As Albert Einstein said, “As our circle of knowledge expands, so does the circumference of darkness surrounding it.” Ironically the more we learn the less we realise we know. It is that simple and humbling thought that attracted me, in part, to intelligence analysis. The idea that our hubris is a demonstration of ignorance, but acknowledgment of ignorance has a certain awe associated with it. What I imagine is close a religious experience.
Intelligence is less about knowing and more about what we don’t yet know. Hence the name of this blog, Known Unknowns. The term was first used by Luft and Ingham, two American psychologists who used the technique to help their patients better relate to each other and understand the bias of evaluating unknown information.
For me, Known Unknowns is a call to continuous improvement, a recognition of our cognitive limitations and opening ourselves to being amazed by the methods and examples of science at work.

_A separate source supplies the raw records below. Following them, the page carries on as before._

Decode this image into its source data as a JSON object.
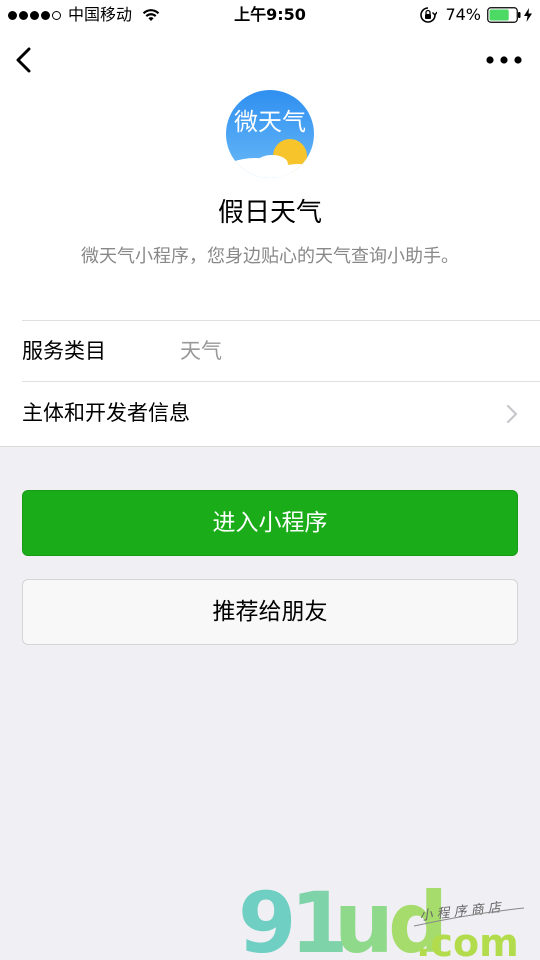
{
  "status_bar": {
    "carrier": "中国移动",
    "time": "上午9:50",
    "battery_percent": "74%",
    "battery_level": 0.74,
    "signal_strength": 4,
    "signal_total": 5
  },
  "nav": {
    "back_icon": "chevron-left-icon",
    "more_icon": "ellipsis-icon"
  },
  "app": {
    "avatar_text": "微天气",
    "name": "假日天气",
    "description": "微天气小程序，您身边贴心的天气查询小助手。"
  },
  "info": {
    "category_label": "服务类目",
    "category_value": "天气",
    "developer_label": "主体和开发者信息"
  },
  "buttons": {
    "enter_label": "进入小程序",
    "share_label": "推荐给朋友"
  },
  "watermark": {
    "text": "91ud.com 小程序商店"
  },
  "colors": {
    "accent_green": "#1aad19",
    "background": "#efeff4",
    "battery_green": "#4cd964",
    "secondary_text": "#888888"
  }
}
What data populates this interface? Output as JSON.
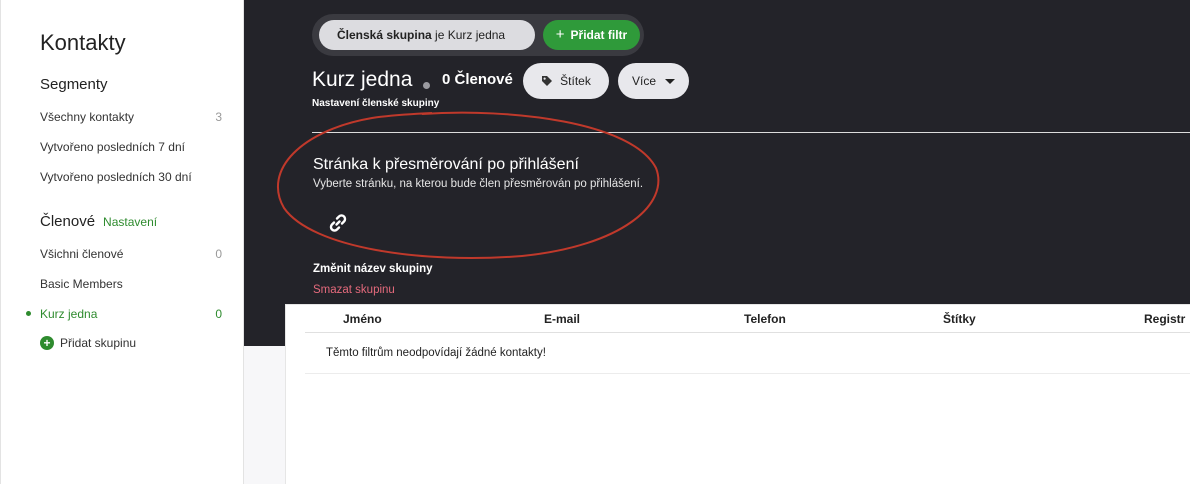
{
  "sidebar": {
    "title": "Kontakty",
    "segments_heading": "Segmenty",
    "segments": [
      {
        "label": "Všechny kontakty",
        "count": "3"
      },
      {
        "label": "Vytvořeno posledních 7 dní",
        "count": ""
      },
      {
        "label": "Vytvořeno posledních 30 dní",
        "count": ""
      }
    ],
    "members_heading": "Členové",
    "members_settings": "Nastavení",
    "groups": [
      {
        "label": "Všichni členové",
        "count": "0"
      },
      {
        "label": "Basic Members",
        "count": ""
      },
      {
        "label": "Kurz jedna",
        "count": "0",
        "active": true
      }
    ],
    "add_group": "Přidat skupinu"
  },
  "filter": {
    "field": "Členská skupina",
    "operator_value": " je Kurz jedna",
    "add_filter": "Přidat filtr"
  },
  "header": {
    "group_name": "Kurz jedna",
    "members_count": "0 Členové",
    "tag_button": "Štítek",
    "more_button": "Více",
    "group_settings": "Nastavení členské skupiny"
  },
  "redirect": {
    "title": "Stránka k přesměrování po přihlášení",
    "description": "Vyberte stránku, na kterou bude člen přesměrován po přihlášení."
  },
  "actions": {
    "rename": "Změnit název skupiny",
    "delete": "Smazat skupinu"
  },
  "table": {
    "columns": [
      "Jméno",
      "E-mail",
      "Telefon",
      "Štítky",
      "Registr"
    ],
    "empty_message": "Těmto filtrům neodpovídají žádné kontakty!"
  },
  "colors": {
    "accent_green": "#2e8b2e",
    "dark_bg": "#232329",
    "danger_pink": "#e46a7c",
    "annotation_red": "#c0392b"
  },
  "icons": {
    "tag": "tag-icon",
    "link": "link-icon",
    "plus": "plus-icon",
    "caret": "chevron-down-icon"
  }
}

But intelligence is also a journey to understanding. That journey is not a singular activity, but a communal one as demonstrated by countless analytical techniques that require collaboration and challenge. So I hope someone reading this blog will join me and share their experience, pitfall, and triumphs. Let’s begin, together.